* **Exercise aim**
Pull every line with "pregnant" from the entries below.

----

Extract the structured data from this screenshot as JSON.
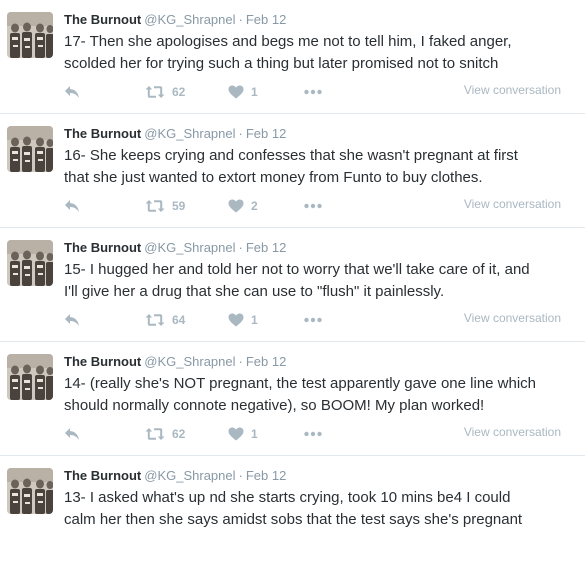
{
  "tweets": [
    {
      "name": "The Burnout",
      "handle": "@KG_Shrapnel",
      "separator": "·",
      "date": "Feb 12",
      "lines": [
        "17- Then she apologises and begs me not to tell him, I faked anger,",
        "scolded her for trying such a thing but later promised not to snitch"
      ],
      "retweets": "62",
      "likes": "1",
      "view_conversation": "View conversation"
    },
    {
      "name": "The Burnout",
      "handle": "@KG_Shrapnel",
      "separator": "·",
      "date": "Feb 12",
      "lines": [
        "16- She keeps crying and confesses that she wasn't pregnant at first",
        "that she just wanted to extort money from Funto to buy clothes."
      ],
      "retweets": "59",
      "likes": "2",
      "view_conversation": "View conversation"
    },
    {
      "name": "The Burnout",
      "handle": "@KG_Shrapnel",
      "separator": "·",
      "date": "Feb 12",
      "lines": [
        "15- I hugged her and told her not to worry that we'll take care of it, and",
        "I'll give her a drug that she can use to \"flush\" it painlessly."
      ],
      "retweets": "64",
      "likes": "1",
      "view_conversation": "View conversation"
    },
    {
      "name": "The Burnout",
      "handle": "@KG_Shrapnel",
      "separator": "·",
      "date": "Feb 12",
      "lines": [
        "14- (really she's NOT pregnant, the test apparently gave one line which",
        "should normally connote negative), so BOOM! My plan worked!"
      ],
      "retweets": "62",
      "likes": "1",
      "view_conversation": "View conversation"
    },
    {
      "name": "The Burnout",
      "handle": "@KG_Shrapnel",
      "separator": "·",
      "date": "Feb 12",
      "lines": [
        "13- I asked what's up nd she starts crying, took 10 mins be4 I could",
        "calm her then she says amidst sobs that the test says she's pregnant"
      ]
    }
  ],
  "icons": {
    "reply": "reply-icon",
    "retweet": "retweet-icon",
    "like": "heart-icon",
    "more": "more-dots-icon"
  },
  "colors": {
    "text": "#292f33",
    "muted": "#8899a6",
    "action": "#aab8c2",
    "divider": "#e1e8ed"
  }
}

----

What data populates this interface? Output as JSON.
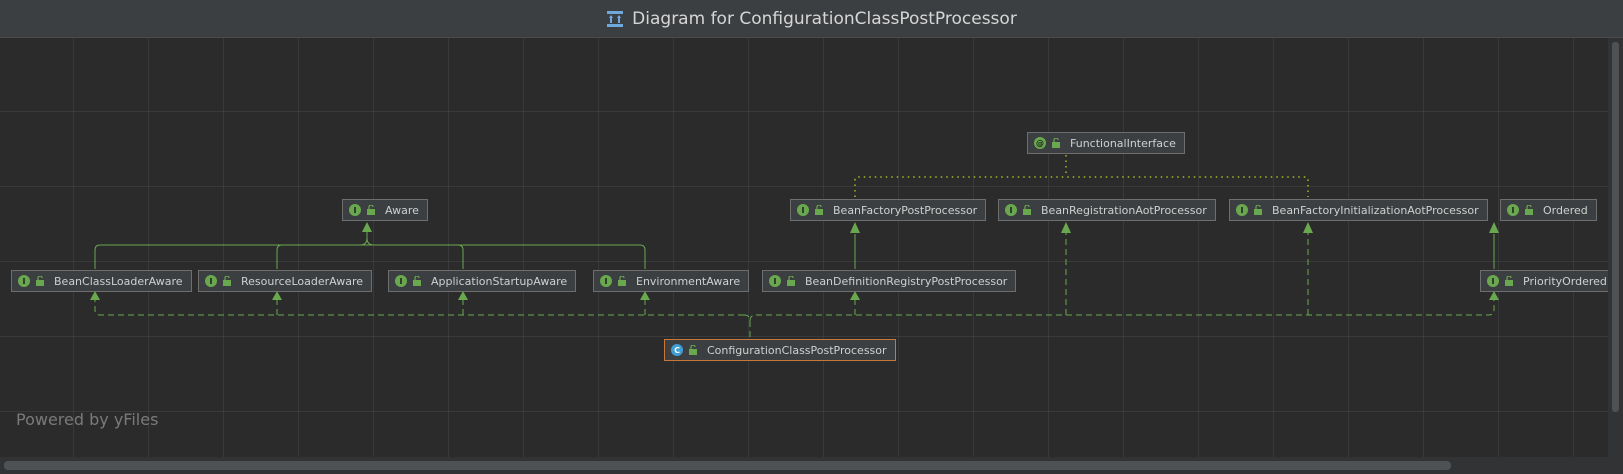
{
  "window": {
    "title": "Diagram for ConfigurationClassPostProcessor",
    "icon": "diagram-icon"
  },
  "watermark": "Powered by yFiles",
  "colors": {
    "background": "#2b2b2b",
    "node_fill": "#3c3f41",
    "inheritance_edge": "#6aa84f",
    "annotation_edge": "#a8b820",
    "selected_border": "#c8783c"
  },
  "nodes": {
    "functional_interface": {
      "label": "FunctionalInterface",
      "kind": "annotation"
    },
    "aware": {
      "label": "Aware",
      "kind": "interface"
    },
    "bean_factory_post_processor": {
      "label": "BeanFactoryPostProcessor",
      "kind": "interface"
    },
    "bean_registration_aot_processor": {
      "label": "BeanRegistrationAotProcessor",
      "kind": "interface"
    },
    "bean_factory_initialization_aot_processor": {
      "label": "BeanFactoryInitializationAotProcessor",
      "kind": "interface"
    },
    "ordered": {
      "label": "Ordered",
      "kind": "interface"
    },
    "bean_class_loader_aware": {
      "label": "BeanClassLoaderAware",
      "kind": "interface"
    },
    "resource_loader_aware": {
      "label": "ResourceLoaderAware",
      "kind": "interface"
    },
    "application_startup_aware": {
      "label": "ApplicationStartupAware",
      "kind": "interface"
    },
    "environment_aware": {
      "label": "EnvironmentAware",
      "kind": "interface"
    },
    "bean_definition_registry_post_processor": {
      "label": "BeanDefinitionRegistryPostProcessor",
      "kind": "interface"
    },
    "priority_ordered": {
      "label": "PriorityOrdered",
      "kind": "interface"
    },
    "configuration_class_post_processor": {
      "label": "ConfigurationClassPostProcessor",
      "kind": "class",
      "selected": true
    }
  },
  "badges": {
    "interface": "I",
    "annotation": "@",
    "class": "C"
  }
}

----

* **Solution**
        "16- She keeps crying and confesses that she wasn't pregnant at first",
        "14- (really she's NOT pregnant, the test apparently gave one line which",
        "calm her then she says amidst sobs that the test says she's pregnant"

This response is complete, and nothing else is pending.